Try it: Look through the entries below and count every line in which "state" appears; reply with the number only.

Component data from apps and pages
☆ ☆ ☆ ☆

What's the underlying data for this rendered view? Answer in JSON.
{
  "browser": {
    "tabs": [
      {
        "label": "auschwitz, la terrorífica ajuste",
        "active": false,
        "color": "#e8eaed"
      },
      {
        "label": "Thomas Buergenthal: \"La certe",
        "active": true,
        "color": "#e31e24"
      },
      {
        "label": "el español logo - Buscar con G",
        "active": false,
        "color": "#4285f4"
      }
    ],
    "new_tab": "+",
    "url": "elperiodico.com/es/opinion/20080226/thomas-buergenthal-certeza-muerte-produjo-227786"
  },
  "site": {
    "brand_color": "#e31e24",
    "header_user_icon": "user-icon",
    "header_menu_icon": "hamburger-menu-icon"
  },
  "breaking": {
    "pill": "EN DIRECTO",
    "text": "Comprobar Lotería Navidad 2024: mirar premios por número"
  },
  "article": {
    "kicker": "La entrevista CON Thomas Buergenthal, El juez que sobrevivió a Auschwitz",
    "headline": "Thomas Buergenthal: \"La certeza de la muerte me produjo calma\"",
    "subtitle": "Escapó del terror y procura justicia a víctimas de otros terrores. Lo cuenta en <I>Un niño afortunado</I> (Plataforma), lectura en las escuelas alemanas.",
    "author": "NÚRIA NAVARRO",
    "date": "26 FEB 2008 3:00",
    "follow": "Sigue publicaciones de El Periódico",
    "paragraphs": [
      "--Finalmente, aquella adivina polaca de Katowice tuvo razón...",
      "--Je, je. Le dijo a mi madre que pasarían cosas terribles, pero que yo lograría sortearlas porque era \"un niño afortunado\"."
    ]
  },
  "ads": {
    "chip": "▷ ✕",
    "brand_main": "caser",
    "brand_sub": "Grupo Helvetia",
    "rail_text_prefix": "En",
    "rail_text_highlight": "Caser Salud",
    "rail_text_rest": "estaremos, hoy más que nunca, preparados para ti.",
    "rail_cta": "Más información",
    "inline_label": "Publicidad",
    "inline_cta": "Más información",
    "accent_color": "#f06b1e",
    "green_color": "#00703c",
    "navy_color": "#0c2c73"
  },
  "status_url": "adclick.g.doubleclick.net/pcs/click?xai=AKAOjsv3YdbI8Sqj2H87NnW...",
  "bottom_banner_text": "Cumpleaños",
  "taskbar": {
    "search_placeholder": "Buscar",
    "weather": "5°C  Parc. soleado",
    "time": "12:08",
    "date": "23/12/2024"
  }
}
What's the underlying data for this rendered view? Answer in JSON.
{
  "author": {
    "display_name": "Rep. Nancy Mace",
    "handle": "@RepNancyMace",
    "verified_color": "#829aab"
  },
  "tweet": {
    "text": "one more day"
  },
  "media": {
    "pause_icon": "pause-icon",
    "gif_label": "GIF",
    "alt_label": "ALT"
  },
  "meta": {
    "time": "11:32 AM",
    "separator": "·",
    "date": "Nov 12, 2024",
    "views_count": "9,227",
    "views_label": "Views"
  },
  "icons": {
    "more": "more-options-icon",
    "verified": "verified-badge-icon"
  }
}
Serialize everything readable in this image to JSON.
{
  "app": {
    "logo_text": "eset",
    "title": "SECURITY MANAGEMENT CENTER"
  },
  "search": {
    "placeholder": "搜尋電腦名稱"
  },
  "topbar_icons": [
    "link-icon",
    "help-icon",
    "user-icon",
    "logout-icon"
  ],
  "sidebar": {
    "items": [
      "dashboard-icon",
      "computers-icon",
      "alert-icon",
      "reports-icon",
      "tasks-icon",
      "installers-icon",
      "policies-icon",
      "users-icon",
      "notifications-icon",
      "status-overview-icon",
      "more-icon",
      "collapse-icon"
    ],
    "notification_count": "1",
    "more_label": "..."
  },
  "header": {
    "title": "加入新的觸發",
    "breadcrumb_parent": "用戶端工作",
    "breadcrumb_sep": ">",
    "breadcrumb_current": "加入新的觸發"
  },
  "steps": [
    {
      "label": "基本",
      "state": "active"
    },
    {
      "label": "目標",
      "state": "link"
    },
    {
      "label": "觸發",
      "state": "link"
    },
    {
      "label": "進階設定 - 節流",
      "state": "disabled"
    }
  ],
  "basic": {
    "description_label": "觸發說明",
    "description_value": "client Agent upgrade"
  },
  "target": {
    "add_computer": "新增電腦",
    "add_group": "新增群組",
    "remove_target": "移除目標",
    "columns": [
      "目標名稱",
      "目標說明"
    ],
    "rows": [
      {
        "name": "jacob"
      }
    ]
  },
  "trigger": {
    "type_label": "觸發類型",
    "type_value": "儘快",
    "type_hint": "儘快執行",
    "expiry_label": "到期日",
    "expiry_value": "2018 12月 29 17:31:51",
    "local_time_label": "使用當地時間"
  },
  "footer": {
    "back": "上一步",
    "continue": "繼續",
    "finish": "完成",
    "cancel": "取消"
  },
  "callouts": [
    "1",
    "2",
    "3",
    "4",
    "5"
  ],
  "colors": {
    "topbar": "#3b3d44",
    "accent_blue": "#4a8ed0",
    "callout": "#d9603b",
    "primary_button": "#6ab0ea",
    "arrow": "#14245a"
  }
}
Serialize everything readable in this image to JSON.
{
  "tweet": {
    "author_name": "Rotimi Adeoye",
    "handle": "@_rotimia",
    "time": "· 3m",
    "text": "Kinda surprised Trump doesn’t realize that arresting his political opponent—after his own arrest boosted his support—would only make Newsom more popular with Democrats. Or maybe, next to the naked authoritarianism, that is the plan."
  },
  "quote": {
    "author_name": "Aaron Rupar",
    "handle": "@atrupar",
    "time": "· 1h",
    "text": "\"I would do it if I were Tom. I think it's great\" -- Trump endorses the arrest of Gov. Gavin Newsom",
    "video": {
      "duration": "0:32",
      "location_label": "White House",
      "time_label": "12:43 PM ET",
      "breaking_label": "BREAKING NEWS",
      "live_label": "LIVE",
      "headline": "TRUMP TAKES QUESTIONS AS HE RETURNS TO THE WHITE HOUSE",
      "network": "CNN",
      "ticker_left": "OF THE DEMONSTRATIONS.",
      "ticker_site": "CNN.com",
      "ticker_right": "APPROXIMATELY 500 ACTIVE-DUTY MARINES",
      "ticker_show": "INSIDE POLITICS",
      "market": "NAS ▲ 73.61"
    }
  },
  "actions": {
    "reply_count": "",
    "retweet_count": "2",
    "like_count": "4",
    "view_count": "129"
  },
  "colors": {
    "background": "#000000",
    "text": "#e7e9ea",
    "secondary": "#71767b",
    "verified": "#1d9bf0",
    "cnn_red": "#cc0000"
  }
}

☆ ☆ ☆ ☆

Output of the task: 4